(Exercise aim)
All entries below must be retyped exactly, though pictures are to be skipped.

# # # #

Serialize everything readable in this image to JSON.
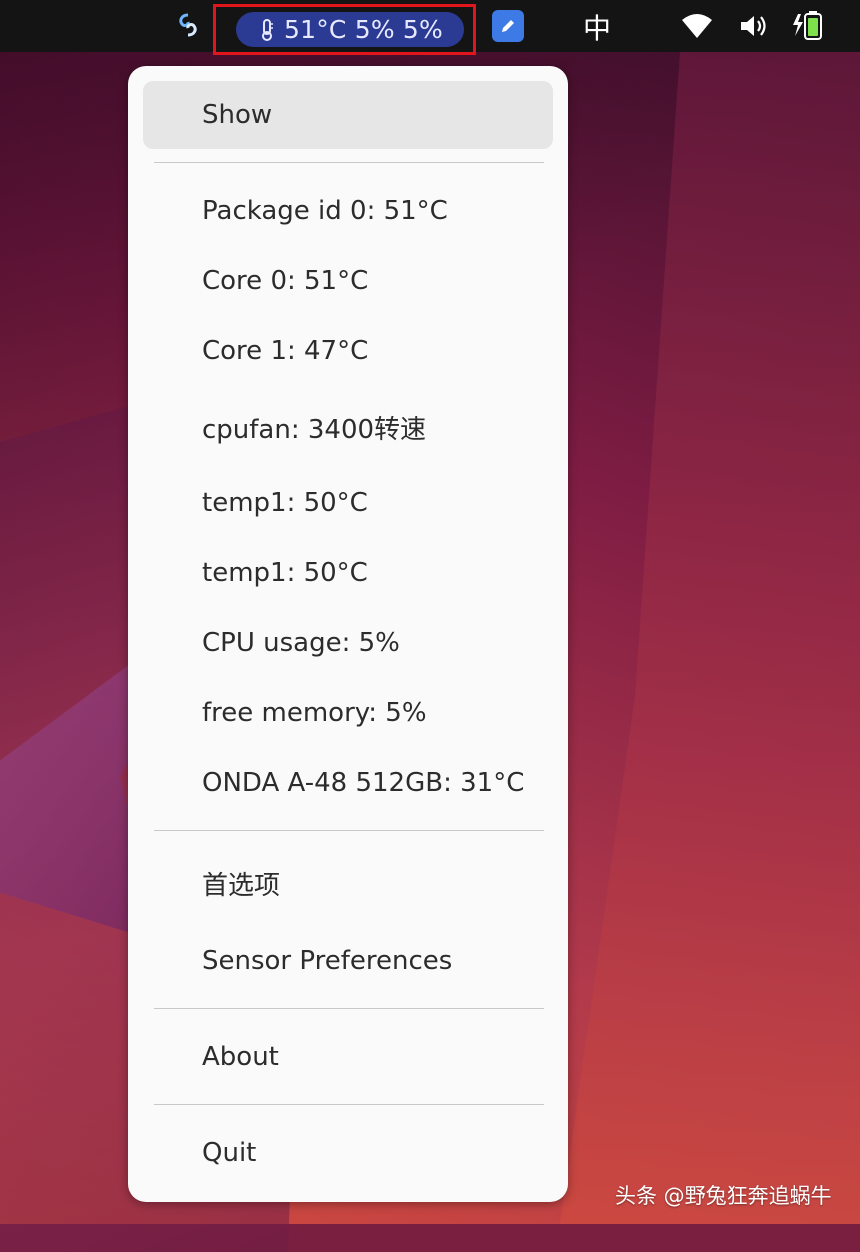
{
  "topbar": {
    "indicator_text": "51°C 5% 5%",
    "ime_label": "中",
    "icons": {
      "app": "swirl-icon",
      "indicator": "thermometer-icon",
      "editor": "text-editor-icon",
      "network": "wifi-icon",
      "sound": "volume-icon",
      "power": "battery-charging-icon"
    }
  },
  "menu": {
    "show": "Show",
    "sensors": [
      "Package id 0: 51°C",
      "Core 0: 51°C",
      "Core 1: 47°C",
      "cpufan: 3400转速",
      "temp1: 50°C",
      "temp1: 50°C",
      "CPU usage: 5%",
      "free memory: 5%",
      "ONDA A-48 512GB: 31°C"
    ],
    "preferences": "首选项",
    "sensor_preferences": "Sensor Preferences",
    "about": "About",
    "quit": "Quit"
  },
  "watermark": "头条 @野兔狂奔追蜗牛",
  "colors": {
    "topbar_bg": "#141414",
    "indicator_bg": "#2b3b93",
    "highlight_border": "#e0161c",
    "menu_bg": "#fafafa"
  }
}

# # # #

(Task answer)
Serialize everything readable in this image to JSON.
{
  "topbar": {
    "indicator_text": "51°C 5% 5%",
    "ime_label": "中",
    "icons": {
      "app": "swirl-icon",
      "indicator": "thermometer-icon",
      "editor": "text-editor-icon",
      "network": "wifi-icon",
      "sound": "volume-icon",
      "power": "battery-charging-icon"
    }
  },
  "menu": {
    "show": "Show",
    "sensors": [
      "Package id 0: 51°C",
      "Core 0: 51°C",
      "Core 1: 47°C",
      "cpufan: 3400转速",
      "temp1: 50°C",
      "temp1: 50°C",
      "CPU usage: 5%",
      "free memory: 5%",
      "ONDA A-48 512GB: 31°C"
    ],
    "preferences": "首选项",
    "sensor_preferences": "Sensor Preferences",
    "about": "About",
    "quit": "Quit"
  },
  "watermark": "头条 @野兔狂奔追蜗牛",
  "colors": {
    "topbar_bg": "#141414",
    "indicator_bg": "#2b3b93",
    "highlight_border": "#e0161c",
    "menu_bg": "#fafafa"
  }
}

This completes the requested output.